(Excerpts from an interface dataset)

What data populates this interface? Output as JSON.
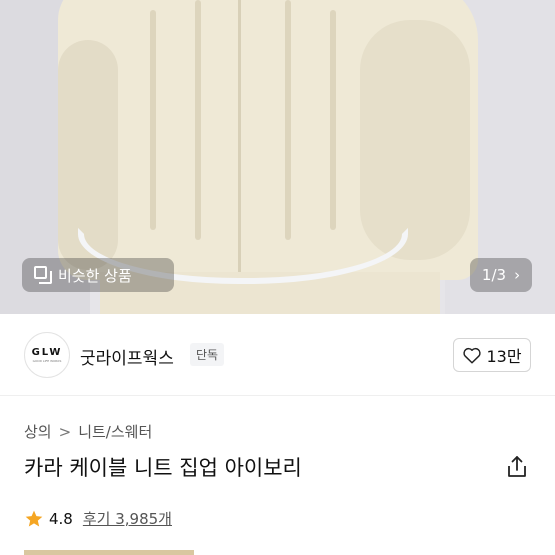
{
  "gallery": {
    "similar_label": "비슷한 상품",
    "page_indicator": "1/3",
    "colors": {
      "pill_bg": "rgba(40,40,40,0.32)",
      "image_bg": "#e6e5e9",
      "sweater": "#efe9d6"
    }
  },
  "seller": {
    "logo_text": "GLW",
    "logo_subtext": "GOOD LIFE WORKS",
    "name": "굿라이프웍스",
    "badge": "단독",
    "like_count": "13만"
  },
  "breadcrumb": {
    "items": [
      "상의",
      "니트/스웨터"
    ],
    "separator": ">"
  },
  "product": {
    "title": "카라 케이블 니트 집업 아이보리"
  },
  "rating": {
    "value": "4.8",
    "review_text": "후기 3,985개",
    "star_color": "#f5a623"
  },
  "icons": {
    "similar": "similar-items-icon",
    "chevron": "chevron-right-icon",
    "heart": "heart-outline-icon",
    "share": "share-icon",
    "star": "star-icon"
  }
}
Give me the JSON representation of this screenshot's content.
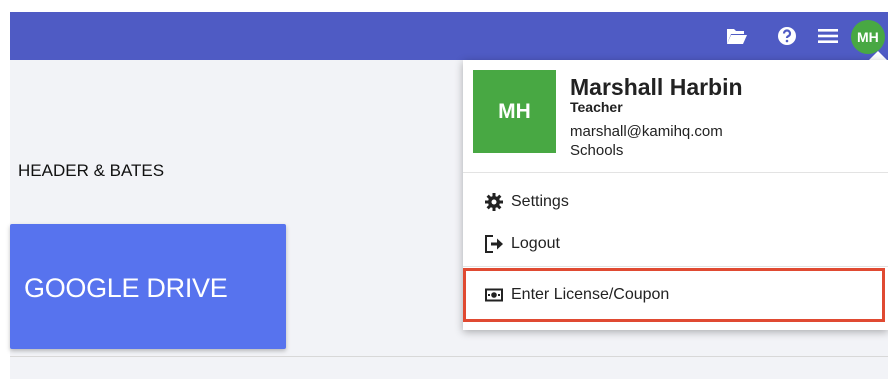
{
  "topbar": {
    "icons": [
      "folder-open-icon",
      "help-icon",
      "menu-icon"
    ],
    "avatar_initials": "MH",
    "color": "#4f5bc4"
  },
  "content": {
    "header_bates": "HEADER & BATES",
    "gdrive_label": "GOOGLE DRIVE",
    "gdrive_color": "#5773ee"
  },
  "user_menu": {
    "avatar_initials": "MH",
    "avatar_color": "#48a843",
    "name": "Marshall Harbin",
    "role": "Teacher",
    "email": "marshall@kamihq.com",
    "org": "Schools",
    "items": [
      {
        "label": "Settings",
        "icon": "gear-icon"
      },
      {
        "label": "Logout",
        "icon": "logout-icon"
      },
      {
        "label": "Enter License/Coupon",
        "icon": "license-card-icon"
      }
    ],
    "highlight_color": "#e04a32"
  }
}
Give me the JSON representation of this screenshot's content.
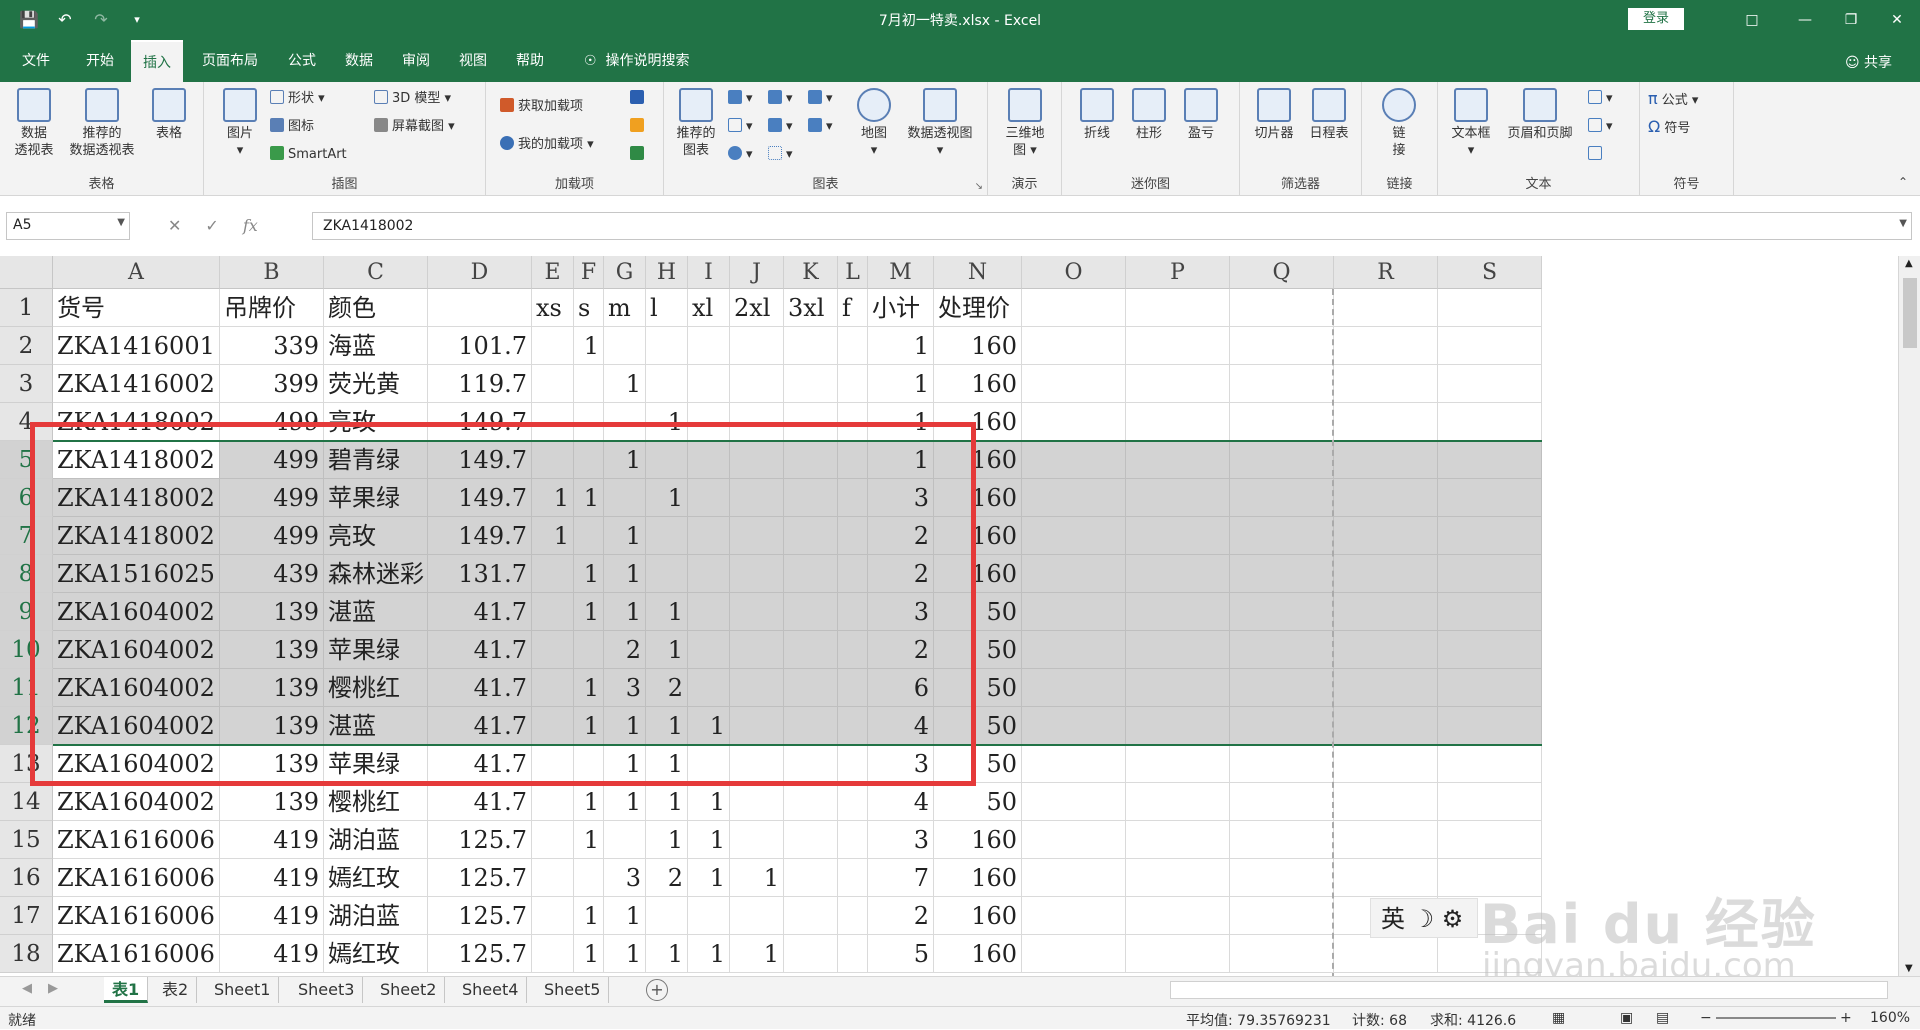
{
  "titlebar": {
    "title": "7月初一特卖.xlsx  -  Excel",
    "login": "登录"
  },
  "tabs": [
    "文件",
    "开始",
    "插入",
    "页面布局",
    "公式",
    "数据",
    "审阅",
    "视图",
    "帮助"
  ],
  "active_tab": "插入",
  "search_label": "操作说明搜索",
  "share": "共享",
  "ribbon": {
    "groups": [
      "表格",
      "插图",
      "加载项",
      "图表",
      "演示",
      "迷你图",
      "筛选器",
      "链接",
      "文本",
      "符号"
    ],
    "pivot": "数据\n透视表",
    "recommended_pivot": "推荐的\n数据透视表",
    "table": "表格",
    "picture": "图片",
    "shapes": "形状",
    "icons": "图标",
    "smartart": "SmartArt",
    "model3d": "3D 模型",
    "screenshot": "屏幕截图",
    "get_addins": "获取加载项",
    "my_addins": "我的加载项",
    "rec_charts": "推荐的\n图表",
    "map": "地图",
    "pivot_chart": "数据透视图",
    "map3d": "三维地\n图",
    "line": "折线",
    "column": "柱形",
    "winloss": "盈亏",
    "slicer": "切片器",
    "timeline": "日程表",
    "link": "链\n接",
    "textbox": "文本框",
    "header_footer": "页眉和页脚",
    "equation": "公式",
    "symbol": "符号"
  },
  "formula_bar": {
    "namebox": "A5",
    "formula": "ZKA1418002"
  },
  "columns": [
    "A",
    "B",
    "C",
    "D",
    "E",
    "F",
    "G",
    "H",
    "I",
    "J",
    "K",
    "L",
    "M",
    "N",
    "O",
    "P",
    "Q",
    "R",
    "S"
  ],
  "rows": [
    [
      "货号",
      "吊牌价",
      "颜色",
      "",
      "xs",
      "s",
      "m",
      "l",
      "xl",
      "2xl",
      "3xl",
      "f",
      "小计",
      "处理价"
    ],
    [
      "ZKA1416001",
      "339",
      "海蓝",
      "101.7",
      "",
      "1",
      "",
      "",
      "",
      "",
      "",
      "",
      "1",
      "160"
    ],
    [
      "ZKA1416002",
      "399",
      "荧光黄",
      "119.7",
      "",
      "",
      "1",
      "",
      "",
      "",
      "",
      "",
      "1",
      "160"
    ],
    [
      "ZKA1418002",
      "499",
      "亮玫",
      "149.7",
      "",
      "",
      "",
      "1",
      "",
      "",
      "",
      "",
      "1",
      "160"
    ],
    [
      "ZKA1418002",
      "499",
      "碧青绿",
      "149.7",
      "",
      "",
      "1",
      "",
      "",
      "",
      "",
      "",
      "1",
      "160"
    ],
    [
      "ZKA1418002",
      "499",
      "苹果绿",
      "149.7",
      "1",
      "1",
      "",
      "1",
      "",
      "",
      "",
      "",
      "3",
      "160"
    ],
    [
      "ZKA1418002",
      "499",
      "亮玫",
      "149.7",
      "1",
      "",
      "1",
      "",
      "",
      "",
      "",
      "",
      "2",
      "160"
    ],
    [
      "ZKA1516025",
      "439",
      "森林迷彩",
      "131.7",
      "",
      "1",
      "1",
      "",
      "",
      "",
      "",
      "",
      "2",
      "160"
    ],
    [
      "ZKA1604002",
      "139",
      "湛蓝",
      "41.7",
      "",
      "1",
      "1",
      "1",
      "",
      "",
      "",
      "",
      "3",
      "50"
    ],
    [
      "ZKA1604002",
      "139",
      "苹果绿",
      "41.7",
      "",
      "",
      "2",
      "1",
      "",
      "",
      "",
      "",
      "2",
      "50"
    ],
    [
      "ZKA1604002",
      "139",
      "樱桃红",
      "41.7",
      "",
      "1",
      "3",
      "2",
      "",
      "",
      "",
      "",
      "6",
      "50"
    ],
    [
      "ZKA1604002",
      "139",
      "湛蓝",
      "41.7",
      "",
      "1",
      "1",
      "1",
      "1",
      "",
      "",
      "",
      "4",
      "50"
    ],
    [
      "ZKA1604002",
      "139",
      "苹果绿",
      "41.7",
      "",
      "",
      "1",
      "1",
      "",
      "",
      "",
      "",
      "3",
      "50"
    ],
    [
      "ZKA1604002",
      "139",
      "樱桃红",
      "41.7",
      "",
      "1",
      "1",
      "1",
      "1",
      "",
      "",
      "",
      "4",
      "50"
    ],
    [
      "ZKA1616006",
      "419",
      "湖泊蓝",
      "125.7",
      "",
      "1",
      "",
      "1",
      "1",
      "",
      "",
      "",
      "3",
      "160"
    ],
    [
      "ZKA1616006",
      "419",
      "嫣红玫",
      "125.7",
      "",
      "",
      "3",
      "2",
      "1",
      "1",
      "",
      "",
      "7",
      "160"
    ],
    [
      "ZKA1616006",
      "419",
      "湖泊蓝",
      "125.7",
      "",
      "1",
      "1",
      "",
      "",
      "",
      "",
      "",
      "2",
      "160"
    ],
    [
      "ZKA1616006",
      "419",
      "嫣红玫",
      "125.7",
      "",
      "1",
      "1",
      "1",
      "1",
      "1",
      "",
      "",
      "5",
      "160"
    ]
  ],
  "selection": {
    "first_row": 5,
    "last_row": 12
  },
  "sheets": [
    "表1",
    "表2",
    "Sheet1",
    "Sheet3",
    "Sheet2",
    "Sheet4",
    "Sheet5"
  ],
  "active_sheet": "表1",
  "status": {
    "ready": "就绪",
    "average": "平均值: 79.35769231",
    "count": "计数: 68",
    "sum": "求和: 4126.6",
    "zoom": "160%"
  },
  "ime": "英",
  "watermark": {
    "brand": "Bai du 经验",
    "url": "jingyan.baidu.com"
  }
}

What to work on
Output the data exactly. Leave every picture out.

The answer
What data populates this interface? Output as JSON.
{
  "gallery": {
    "similar_label": "비슷한 상품",
    "page_indicator": "1/3",
    "colors": {
      "pill_bg": "rgba(40,40,40,0.32)",
      "image_bg": "#e6e5e9",
      "sweater": "#efe9d6"
    }
  },
  "seller": {
    "logo_text": "GLW",
    "logo_subtext": "GOOD LIFE WORKS",
    "name": "굿라이프웍스",
    "badge": "단독",
    "like_count": "13만"
  },
  "breadcrumb": {
    "items": [
      "상의",
      "니트/스웨터"
    ],
    "separator": ">"
  },
  "product": {
    "title": "카라 케이블 니트 집업 아이보리"
  },
  "rating": {
    "value": "4.8",
    "review_text": "후기 3,985개",
    "star_color": "#f5a623"
  },
  "icons": {
    "similar": "similar-items-icon",
    "chevron": "chevron-right-icon",
    "heart": "heart-outline-icon",
    "share": "share-icon",
    "star": "star-icon"
  }
}
Give me the JSON representation of this screenshot's content.
{
  "topbar": {
    "icons": [
      "folder-open-icon",
      "help-icon",
      "menu-icon"
    ],
    "avatar_initials": "MH",
    "color": "#4f5bc4"
  },
  "content": {
    "header_bates": "HEADER & BATES",
    "gdrive_label": "GOOGLE DRIVE",
    "gdrive_color": "#5773ee"
  },
  "user_menu": {
    "avatar_initials": "MH",
    "avatar_color": "#48a843",
    "name": "Marshall Harbin",
    "role": "Teacher",
    "email": "marshall@kamihq.com",
    "org": "Schools",
    "items": [
      {
        "label": "Settings",
        "icon": "gear-icon"
      },
      {
        "label": "Logout",
        "icon": "logout-icon"
      },
      {
        "label": "Enter License/Coupon",
        "icon": "license-card-icon"
      }
    ],
    "highlight_color": "#e04a32"
  }
}
Give me the JSON representation of this screenshot's content.
{
  "titlebar": {
    "title": "7月初一特卖.xlsx  -  Excel",
    "login": "登录"
  },
  "tabs": [
    "文件",
    "开始",
    "插入",
    "页面布局",
    "公式",
    "数据",
    "审阅",
    "视图",
    "帮助"
  ],
  "active_tab": "插入",
  "search_label": "操作说明搜索",
  "share": "共享",
  "ribbon": {
    "groups": [
      "表格",
      "插图",
      "加载项",
      "图表",
      "演示",
      "迷你图",
      "筛选器",
      "链接",
      "文本",
      "符号"
    ],
    "pivot": "数据\n透视表",
    "recommended_pivot": "推荐的\n数据透视表",
    "table": "表格",
    "picture": "图片",
    "shapes": "形状",
    "icons": "图标",
    "smartart": "SmartArt",
    "model3d": "3D 模型",
    "screenshot": "屏幕截图",
    "get_addins": "获取加载项",
    "my_addins": "我的加载项",
    "rec_charts": "推荐的\n图表",
    "map": "地图",
    "pivot_chart": "数据透视图",
    "map3d": "三维地\n图",
    "line": "折线",
    "column": "柱形",
    "winloss": "盈亏",
    "slicer": "切片器",
    "timeline": "日程表",
    "link": "链\n接",
    "textbox": "文本框",
    "header_footer": "页眉和页脚",
    "equation": "公式",
    "symbol": "符号"
  },
  "formula_bar": {
    "namebox": "A5",
    "formula": "ZKA1418002"
  },
  "columns": [
    "A",
    "B",
    "C",
    "D",
    "E",
    "F",
    "G",
    "H",
    "I",
    "J",
    "K",
    "L",
    "M",
    "N",
    "O",
    "P",
    "Q",
    "R",
    "S"
  ],
  "rows": [
    [
      "货号",
      "吊牌价",
      "颜色",
      "",
      "xs",
      "s",
      "m",
      "l",
      "xl",
      "2xl",
      "3xl",
      "f",
      "小计",
      "处理价"
    ],
    [
      "ZKA1416001",
      "339",
      "海蓝",
      "101.7",
      "",
      "1",
      "",
      "",
      "",
      "",
      "",
      "",
      "1",
      "160"
    ],
    [
      "ZKA1416002",
      "399",
      "荧光黄",
      "119.7",
      "",
      "",
      "1",
      "",
      "",
      "",
      "",
      "",
      "1",
      "160"
    ],
    [
      "ZKA1418002",
      "499",
      "亮玫",
      "149.7",
      "",
      "",
      "",
      "1",
      "",
      "",
      "",
      "",
      "1",
      "160"
    ],
    [
      "ZKA1418002",
      "499",
      "碧青绿",
      "149.7",
      "",
      "",
      "1",
      "",
      "",
      "",
      "",
      "",
      "1",
      "160"
    ],
    [
      "ZKA1418002",
      "499",
      "苹果绿",
      "149.7",
      "1",
      "1",
      "",
      "1",
      "",
      "",
      "",
      "",
      "3",
      "160"
    ],
    [
      "ZKA1418002",
      "499",
      "亮玫",
      "149.7",
      "1",
      "",
      "1",
      "",
      "",
      "",
      "",
      "",
      "2",
      "160"
    ],
    [
      "ZKA1516025",
      "439",
      "森林迷彩",
      "131.7",
      "",
      "1",
      "1",
      "",
      "",
      "",
      "",
      "",
      "2",
      "160"
    ],
    [
      "ZKA1604002",
      "139",
      "湛蓝",
      "41.7",
      "",
      "1",
      "1",
      "1",
      "",
      "",
      "",
      "",
      "3",
      "50"
    ],
    [
      "ZKA1604002",
      "139",
      "苹果绿",
      "41.7",
      "",
      "",
      "2",
      "1",
      "",
      "",
      "",
      "",
      "2",
      "50"
    ],
    [
      "ZKA1604002",
      "139",
      "樱桃红",
      "41.7",
      "",
      "1",
      "3",
      "2",
      "",
      "",
      "",
      "",
      "6",
      "50"
    ],
    [
      "ZKA1604002",
      "139",
      "湛蓝",
      "41.7",
      "",
      "1",
      "1",
      "1",
      "1",
      "",
      "",
      "",
      "4",
      "50"
    ],
    [
      "ZKA1604002",
      "139",
      "苹果绿",
      "41.7",
      "",
      "",
      "1",
      "1",
      "",
      "",
      "",
      "",
      "3",
      "50"
    ],
    [
      "ZKA1604002",
      "139",
      "樱桃红",
      "41.7",
      "",
      "1",
      "1",
      "1",
      "1",
      "",
      "",
      "",
      "4",
      "50"
    ],
    [
      "ZKA1616006",
      "419",
      "湖泊蓝",
      "125.7",
      "",
      "1",
      "",
      "1",
      "1",
      "",
      "",
      "",
      "3",
      "160"
    ],
    [
      "ZKA1616006",
      "419",
      "嫣红玫",
      "125.7",
      "",
      "",
      "3",
      "2",
      "1",
      "1",
      "",
      "",
      "7",
      "160"
    ],
    [
      "ZKA1616006",
      "419",
      "湖泊蓝",
      "125.7",
      "",
      "1",
      "1",
      "",
      "",
      "",
      "",
      "",
      "2",
      "160"
    ],
    [
      "ZKA1616006",
      "419",
      "嫣红玫",
      "125.7",
      "",
      "1",
      "1",
      "1",
      "1",
      "1",
      "",
      "",
      "5",
      "160"
    ]
  ],
  "selection": {
    "first_row": 5,
    "last_row": 12
  },
  "sheets": [
    "表1",
    "表2",
    "Sheet1",
    "Sheet3",
    "Sheet2",
    "Sheet4",
    "Sheet5"
  ],
  "active_sheet": "表1",
  "status": {
    "ready": "就绪",
    "average": "平均值: 79.35769231",
    "count": "计数: 68",
    "sum": "求和: 4126.6",
    "zoom": "160%"
  },
  "ime": "英",
  "watermark": {
    "brand": "Bai du 经验",
    "url": "jingyan.baidu.com"
  }
}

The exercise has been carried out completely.